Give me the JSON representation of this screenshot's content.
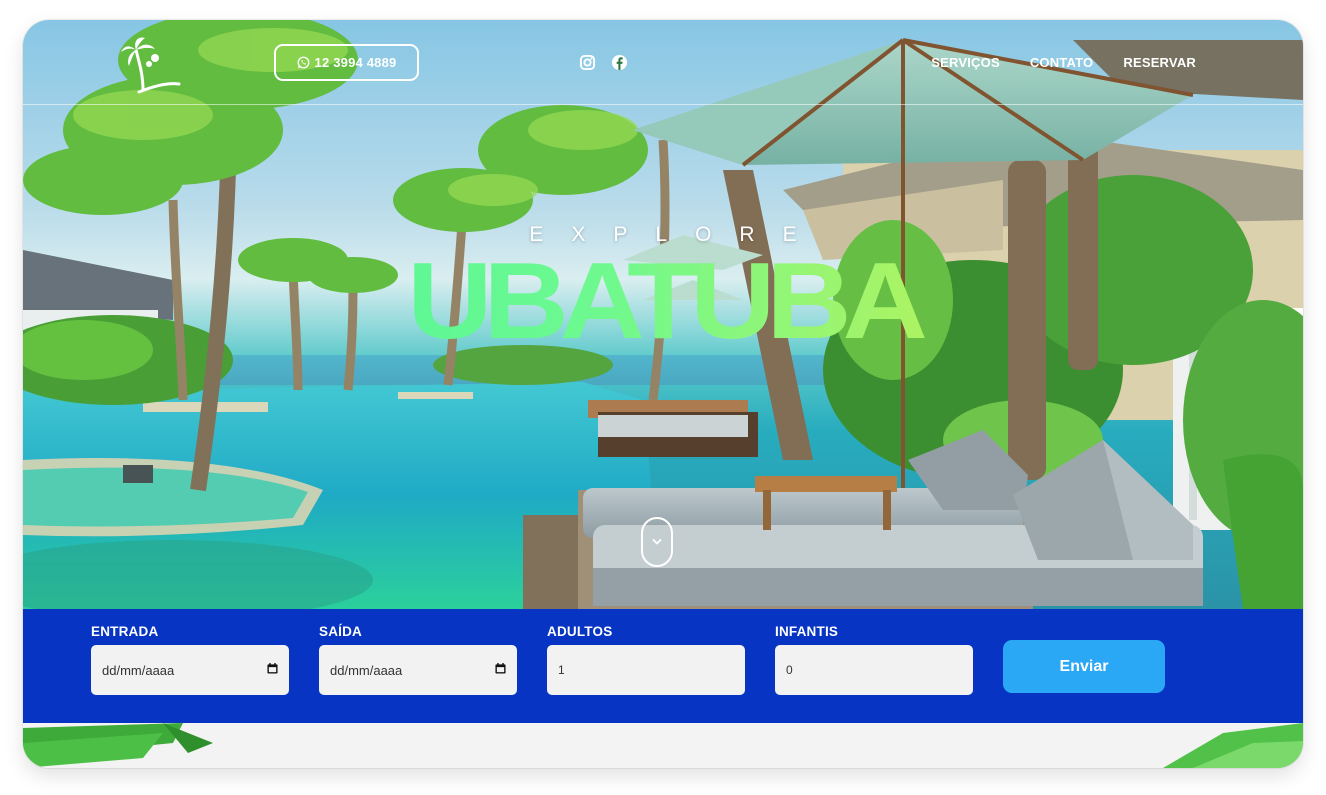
{
  "nav": {
    "phone": "12 3994 4889",
    "social_icons": [
      "instagram-icon",
      "facebook-icon"
    ],
    "menu": [
      "SERVIÇOS",
      "CONTATO",
      "RESERVAR"
    ]
  },
  "hero": {
    "eyebrow": "EXPLORE",
    "title": "UBATUBA"
  },
  "booking": {
    "fields": [
      {
        "label": "ENTRADA",
        "value": "dd/mm/aaaa"
      },
      {
        "label": "SAÍDA",
        "value": "dd/mm/aaaa"
      },
      {
        "label": "ADULTOS",
        "value": "1"
      },
      {
        "label": "INFANTIS",
        "value": "0"
      }
    ],
    "submit_label": "Enviar"
  },
  "colors": {
    "booking_bar": "#0734c2",
    "submit_button": "#2aa7f5",
    "title_gradient_start": "#3df5a0",
    "title_gradient_end": "#d9ef3f"
  }
}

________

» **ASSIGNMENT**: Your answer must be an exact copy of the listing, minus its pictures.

» **RESULT OF THE EXERCISE**:
Give me the JSON representation of this screenshot's content.
{
  "nav": {
    "phone": "12 3994 4889",
    "social_icons": [
      "instagram-icon",
      "facebook-icon"
    ],
    "menu": [
      "SERVIÇOS",
      "CONTATO",
      "RESERVAR"
    ]
  },
  "hero": {
    "eyebrow": "EXPLORE",
    "title": "UBATUBA"
  },
  "booking": {
    "fields": [
      {
        "label": "ENTRADA",
        "value": "dd/mm/aaaa"
      },
      {
        "label": "SAÍDA",
        "value": "dd/mm/aaaa"
      },
      {
        "label": "ADULTOS",
        "value": "1"
      },
      {
        "label": "INFANTIS",
        "value": "0"
      }
    ],
    "submit_label": "Enviar"
  },
  "colors": {
    "booking_bar": "#0734c2",
    "submit_button": "#2aa7f5",
    "title_gradient_start": "#3df5a0",
    "title_gradient_end": "#d9ef3f"
  }
}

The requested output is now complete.